Brief: Search the records below for the word "Subject". Copy each line where it occurs.

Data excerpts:
BEGIN

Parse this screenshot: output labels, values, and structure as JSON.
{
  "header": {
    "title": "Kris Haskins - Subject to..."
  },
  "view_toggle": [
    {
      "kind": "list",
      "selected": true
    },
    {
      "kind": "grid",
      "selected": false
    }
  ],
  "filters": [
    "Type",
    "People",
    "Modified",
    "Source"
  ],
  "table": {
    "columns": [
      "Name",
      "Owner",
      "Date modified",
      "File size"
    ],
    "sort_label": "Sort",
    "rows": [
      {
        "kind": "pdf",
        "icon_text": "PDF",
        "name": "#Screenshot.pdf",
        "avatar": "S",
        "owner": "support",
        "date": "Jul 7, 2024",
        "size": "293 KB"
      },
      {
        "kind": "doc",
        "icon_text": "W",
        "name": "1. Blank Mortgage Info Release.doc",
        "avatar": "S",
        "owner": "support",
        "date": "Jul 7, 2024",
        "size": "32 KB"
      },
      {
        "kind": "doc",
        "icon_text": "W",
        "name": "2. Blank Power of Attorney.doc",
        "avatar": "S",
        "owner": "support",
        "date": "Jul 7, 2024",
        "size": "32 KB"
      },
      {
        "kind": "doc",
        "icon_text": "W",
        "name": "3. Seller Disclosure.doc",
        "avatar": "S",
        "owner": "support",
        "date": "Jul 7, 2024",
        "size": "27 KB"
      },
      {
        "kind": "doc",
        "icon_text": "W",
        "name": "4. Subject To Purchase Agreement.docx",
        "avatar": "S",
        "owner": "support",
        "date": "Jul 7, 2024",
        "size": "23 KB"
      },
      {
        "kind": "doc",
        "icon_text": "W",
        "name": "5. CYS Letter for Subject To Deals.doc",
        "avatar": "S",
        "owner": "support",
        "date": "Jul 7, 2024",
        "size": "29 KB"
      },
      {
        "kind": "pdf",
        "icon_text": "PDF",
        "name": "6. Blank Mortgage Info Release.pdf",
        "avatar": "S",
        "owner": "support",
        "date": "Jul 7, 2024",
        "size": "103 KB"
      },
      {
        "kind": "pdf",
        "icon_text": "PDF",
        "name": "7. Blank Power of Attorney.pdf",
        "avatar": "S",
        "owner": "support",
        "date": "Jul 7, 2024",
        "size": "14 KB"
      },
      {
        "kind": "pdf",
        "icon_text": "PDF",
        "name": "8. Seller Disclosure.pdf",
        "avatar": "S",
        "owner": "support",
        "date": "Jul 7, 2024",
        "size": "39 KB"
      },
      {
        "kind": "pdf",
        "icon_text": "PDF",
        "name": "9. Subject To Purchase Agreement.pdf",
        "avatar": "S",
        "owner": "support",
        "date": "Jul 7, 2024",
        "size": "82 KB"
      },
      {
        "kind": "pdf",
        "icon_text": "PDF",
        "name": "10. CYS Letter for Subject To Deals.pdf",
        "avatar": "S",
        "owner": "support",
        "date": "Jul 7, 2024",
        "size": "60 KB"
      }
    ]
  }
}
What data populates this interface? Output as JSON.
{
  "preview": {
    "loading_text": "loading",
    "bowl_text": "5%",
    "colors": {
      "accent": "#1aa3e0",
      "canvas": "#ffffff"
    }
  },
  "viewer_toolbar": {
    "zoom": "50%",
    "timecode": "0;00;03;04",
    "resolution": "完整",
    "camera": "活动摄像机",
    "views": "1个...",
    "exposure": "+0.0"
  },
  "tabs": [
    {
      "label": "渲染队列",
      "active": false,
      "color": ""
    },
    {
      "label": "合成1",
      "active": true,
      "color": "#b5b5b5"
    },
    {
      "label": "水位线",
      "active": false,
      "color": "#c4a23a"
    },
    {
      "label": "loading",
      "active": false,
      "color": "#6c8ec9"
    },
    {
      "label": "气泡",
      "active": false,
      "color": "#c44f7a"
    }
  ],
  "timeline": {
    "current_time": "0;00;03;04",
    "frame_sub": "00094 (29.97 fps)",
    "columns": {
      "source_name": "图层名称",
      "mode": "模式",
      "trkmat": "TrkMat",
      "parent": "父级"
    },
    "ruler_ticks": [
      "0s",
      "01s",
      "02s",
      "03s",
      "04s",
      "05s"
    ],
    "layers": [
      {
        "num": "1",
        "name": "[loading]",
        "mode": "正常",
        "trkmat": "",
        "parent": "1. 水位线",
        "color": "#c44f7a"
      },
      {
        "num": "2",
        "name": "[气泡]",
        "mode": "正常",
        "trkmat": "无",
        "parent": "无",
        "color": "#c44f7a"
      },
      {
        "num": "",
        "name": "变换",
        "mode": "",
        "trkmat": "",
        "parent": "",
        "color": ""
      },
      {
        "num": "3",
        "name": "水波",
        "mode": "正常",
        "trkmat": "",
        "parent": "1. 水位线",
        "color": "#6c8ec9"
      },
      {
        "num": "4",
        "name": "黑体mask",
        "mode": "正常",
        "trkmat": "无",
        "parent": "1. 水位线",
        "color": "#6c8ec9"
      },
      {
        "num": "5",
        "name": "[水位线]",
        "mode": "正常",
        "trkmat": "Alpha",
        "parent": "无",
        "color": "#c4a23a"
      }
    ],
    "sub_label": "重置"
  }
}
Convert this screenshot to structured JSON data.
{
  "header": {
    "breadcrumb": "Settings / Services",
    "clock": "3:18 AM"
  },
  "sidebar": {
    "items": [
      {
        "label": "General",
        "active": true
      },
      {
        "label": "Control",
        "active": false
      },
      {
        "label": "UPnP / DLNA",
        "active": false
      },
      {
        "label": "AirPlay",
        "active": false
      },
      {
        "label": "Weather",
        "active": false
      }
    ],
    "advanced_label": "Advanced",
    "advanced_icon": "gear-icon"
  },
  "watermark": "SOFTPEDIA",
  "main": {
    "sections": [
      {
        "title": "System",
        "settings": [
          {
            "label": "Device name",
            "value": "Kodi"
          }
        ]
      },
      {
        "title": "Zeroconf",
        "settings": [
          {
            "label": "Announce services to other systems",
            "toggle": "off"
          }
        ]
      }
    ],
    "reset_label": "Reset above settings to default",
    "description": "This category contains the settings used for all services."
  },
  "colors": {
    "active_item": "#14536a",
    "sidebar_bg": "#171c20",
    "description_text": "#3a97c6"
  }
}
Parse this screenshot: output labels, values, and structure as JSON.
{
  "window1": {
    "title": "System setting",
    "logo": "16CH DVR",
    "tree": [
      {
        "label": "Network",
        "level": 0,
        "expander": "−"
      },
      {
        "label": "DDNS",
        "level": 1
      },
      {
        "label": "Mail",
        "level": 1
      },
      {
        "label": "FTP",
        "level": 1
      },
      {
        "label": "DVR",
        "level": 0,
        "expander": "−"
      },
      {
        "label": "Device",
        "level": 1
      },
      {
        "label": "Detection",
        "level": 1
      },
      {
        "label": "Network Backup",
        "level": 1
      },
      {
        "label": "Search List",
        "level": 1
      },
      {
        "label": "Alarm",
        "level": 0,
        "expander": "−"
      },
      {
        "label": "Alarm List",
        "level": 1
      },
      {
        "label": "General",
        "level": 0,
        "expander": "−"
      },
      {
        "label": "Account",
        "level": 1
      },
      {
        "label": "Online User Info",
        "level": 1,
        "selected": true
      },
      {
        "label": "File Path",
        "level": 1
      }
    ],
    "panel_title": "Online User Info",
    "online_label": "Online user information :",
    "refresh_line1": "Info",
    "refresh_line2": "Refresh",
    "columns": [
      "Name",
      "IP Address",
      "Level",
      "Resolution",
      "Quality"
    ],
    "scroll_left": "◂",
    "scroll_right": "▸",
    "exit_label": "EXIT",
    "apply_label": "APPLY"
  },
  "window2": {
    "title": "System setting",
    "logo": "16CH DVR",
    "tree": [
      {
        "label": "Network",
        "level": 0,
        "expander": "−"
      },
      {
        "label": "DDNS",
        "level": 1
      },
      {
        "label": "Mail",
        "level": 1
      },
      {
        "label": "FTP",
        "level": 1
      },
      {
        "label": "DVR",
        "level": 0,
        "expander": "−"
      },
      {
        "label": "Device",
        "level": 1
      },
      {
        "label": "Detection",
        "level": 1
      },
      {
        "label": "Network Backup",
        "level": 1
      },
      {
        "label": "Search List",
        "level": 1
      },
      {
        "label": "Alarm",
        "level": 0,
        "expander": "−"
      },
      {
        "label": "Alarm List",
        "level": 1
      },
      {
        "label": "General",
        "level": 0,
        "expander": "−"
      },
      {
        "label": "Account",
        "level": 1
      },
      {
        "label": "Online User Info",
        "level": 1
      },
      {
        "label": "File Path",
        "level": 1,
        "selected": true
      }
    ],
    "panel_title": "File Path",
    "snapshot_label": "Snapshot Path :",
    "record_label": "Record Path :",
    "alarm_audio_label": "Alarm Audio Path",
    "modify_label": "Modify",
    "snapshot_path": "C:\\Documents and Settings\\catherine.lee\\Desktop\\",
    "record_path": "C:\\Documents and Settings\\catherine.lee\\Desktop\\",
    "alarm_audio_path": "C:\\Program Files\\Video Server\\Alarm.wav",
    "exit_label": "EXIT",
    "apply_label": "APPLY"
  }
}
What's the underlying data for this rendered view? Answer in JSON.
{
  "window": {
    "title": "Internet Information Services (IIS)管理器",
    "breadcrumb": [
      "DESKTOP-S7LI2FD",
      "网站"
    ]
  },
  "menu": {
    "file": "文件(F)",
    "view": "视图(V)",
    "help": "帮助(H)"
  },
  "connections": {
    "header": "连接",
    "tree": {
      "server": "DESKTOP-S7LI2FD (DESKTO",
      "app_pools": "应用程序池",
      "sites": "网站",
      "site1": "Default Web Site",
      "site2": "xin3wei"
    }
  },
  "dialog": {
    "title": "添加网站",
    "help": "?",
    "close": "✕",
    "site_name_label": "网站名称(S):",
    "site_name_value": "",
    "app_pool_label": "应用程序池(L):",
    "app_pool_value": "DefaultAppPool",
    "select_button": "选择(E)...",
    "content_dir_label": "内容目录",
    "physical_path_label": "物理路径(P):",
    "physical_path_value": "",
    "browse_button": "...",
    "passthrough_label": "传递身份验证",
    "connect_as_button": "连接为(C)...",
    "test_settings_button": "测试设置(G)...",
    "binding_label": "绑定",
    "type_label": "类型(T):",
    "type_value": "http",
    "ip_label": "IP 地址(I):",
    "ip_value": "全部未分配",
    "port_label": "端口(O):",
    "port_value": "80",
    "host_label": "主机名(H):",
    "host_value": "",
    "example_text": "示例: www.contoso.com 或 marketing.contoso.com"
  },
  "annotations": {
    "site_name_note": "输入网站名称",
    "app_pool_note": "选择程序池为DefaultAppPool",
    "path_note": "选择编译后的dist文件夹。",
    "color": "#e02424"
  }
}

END

Problem solution:
    "title": "Kris Haskins - Subject to..."
        "name": "4. Subject To Purchase Agreement.docx",
        "name": "5. CYS Letter for Subject To Deals.doc",
        "name": "9. Subject To Purchase Agreement.pdf",
        "name": "10. CYS Letter for Subject To Deals.pdf",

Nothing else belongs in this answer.